Eye For Film >> Movies >> Shakespeare's Sh*tstorm (2020) Film Review
Reviewed by: Jennie Kermode
"You taught me language; and my profit on't is, I know how to curse," said Caliban once, in a mysterious land, far away. Perhaps it was New Jersey.
Inevitably one of the most talked-about films at Fantasia 2020, this is one which, though you may be watching at home, you should not attempt to watch whilst eating. When Lloyd Kaufman talks about a shitstorm, he means it literally, and this reworking of Shakespeare's finest play sees his scheming Prospero blight a ship sailing close to the shores of Tromaville through the judicious employment of whale laxative. Upgraded (not for the first time) from magician to scientist, and aided by his beautiful, blind daughter Miranda (Kate McGarrigle), he is determined to have his revenge on the Big Pharma company that sabotaged his career.
"Let it alone, thou fool; it is but trash," is a common sentiment one encounters on approaching Troma films as a critic, but there's a lot going on here, and Kaufman remains one of the sharpest interpreters of Shakespeare out there. It's one thing to focus on the poetry, tragedy and romance of the Bard's work, but these are balanced measure for measure by the shit jokes (and the jokes about shit), which deserve attention too. Indeed, Shakespeare himself (Frazer Brown), who makes an appearance as part of the chorus, fits in perfectly with this merry romp.

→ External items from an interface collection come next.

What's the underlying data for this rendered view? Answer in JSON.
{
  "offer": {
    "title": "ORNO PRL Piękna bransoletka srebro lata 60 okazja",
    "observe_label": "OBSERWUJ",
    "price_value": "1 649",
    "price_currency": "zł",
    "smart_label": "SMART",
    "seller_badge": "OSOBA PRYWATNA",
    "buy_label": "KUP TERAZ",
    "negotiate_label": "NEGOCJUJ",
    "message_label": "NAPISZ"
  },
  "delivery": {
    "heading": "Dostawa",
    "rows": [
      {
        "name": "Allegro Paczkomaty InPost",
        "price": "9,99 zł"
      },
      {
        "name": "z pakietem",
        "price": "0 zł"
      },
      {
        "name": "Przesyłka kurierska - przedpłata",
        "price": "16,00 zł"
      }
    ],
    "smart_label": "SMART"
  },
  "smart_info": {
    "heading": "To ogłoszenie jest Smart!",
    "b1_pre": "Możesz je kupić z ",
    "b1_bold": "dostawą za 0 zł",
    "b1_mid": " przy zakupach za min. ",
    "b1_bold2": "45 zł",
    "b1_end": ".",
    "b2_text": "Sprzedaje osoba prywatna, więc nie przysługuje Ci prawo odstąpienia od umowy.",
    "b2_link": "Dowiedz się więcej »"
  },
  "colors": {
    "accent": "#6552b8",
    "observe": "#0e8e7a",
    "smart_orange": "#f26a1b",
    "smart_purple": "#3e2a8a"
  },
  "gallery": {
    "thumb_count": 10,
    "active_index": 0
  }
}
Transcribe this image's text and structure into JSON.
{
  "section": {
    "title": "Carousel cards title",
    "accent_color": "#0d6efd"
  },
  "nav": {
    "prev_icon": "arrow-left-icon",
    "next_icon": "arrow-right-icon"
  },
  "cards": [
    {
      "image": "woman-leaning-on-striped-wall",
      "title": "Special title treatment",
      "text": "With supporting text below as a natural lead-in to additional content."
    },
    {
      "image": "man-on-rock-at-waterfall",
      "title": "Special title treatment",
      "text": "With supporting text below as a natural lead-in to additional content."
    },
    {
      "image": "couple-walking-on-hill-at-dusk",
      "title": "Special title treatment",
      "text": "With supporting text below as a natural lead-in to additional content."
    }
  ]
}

The outstanding quality of the original Tempest is its capacity to bridge comedy and tragedy so fluidly that one ceases to recognise a distinction. This is something that Kaufman understands well, and here he serves up a side order of political commentary as well. It isn't all successful. The concepts of triggering and safe space are misused here just as they are in popular media, and whilst it's fair to note that many of the young activists he criticises here misuse them too, there is no hint of enlightenment. A flashback in which Prospero, booed by a crowd for inadvertent political incorrectness, protests, "I was trying to help you!" sounds very much like the personal lament of an ageing man struggling to keep up with a changing culture. Yet it's clear that he grasps the difference between people directly affected by prejudice and overenthusiastic, counterproductive allies, particularly in his handling of Caliban's scenes. He also sets aside satire entirely in order to indulge his audience with the unalloyed pleasure of watching Caliban (Monique Dupree) - a gorgeously toned black woman - beat the shit out of flabby white boy Ferdinand (Erin Patrick Miller).
It wouldn't be Troma without ill-considered teen romance, so the connection between Ferdinand and Miranda gets a lot of attention. Shakespeare would probably have loved to see it handled this earthily, full of groundling appeal. If you now beheld them, your affections would become tender indeed. This also provides some light relief in between scenes of scheming and plotting, with not just Prospero but also some of his rivals (one of whom is also played by Kaufman) aiming to assassinate the had of the company. Unbeknownst to those rivals, however, the drug that they have been freely consuming ever since they arrived at his party is about to start doing something very strange to their bodies, leading to a spectacular climax which has clearly consumed most of the budget and which echoes the work of Brian Yuzna.
Clearly made on a bigger budget than usual overall (you'll be pleased to hear that this doesn't improve the quality of the other special effects), this is a tremendously self-indulgent film, and every much-loved Troma trope finds a place in it. The effect is a bit like being presented with a vast array of sticky cakes when one has the munchies - the temptation is to keep on gorging long after one begins to feel ill. Sex and drugs and rock 'n' roll are here in abundance, the costumes are magnificent, the rhyming couplets are liberally distributed and there's an underlying sweetness about the whole thing that makes its failings easy to forgive. Though it never quite attains the heights of Tromeo & Juliet, it is certainly something rich and strange.Reviewed on: 30 Aug 2020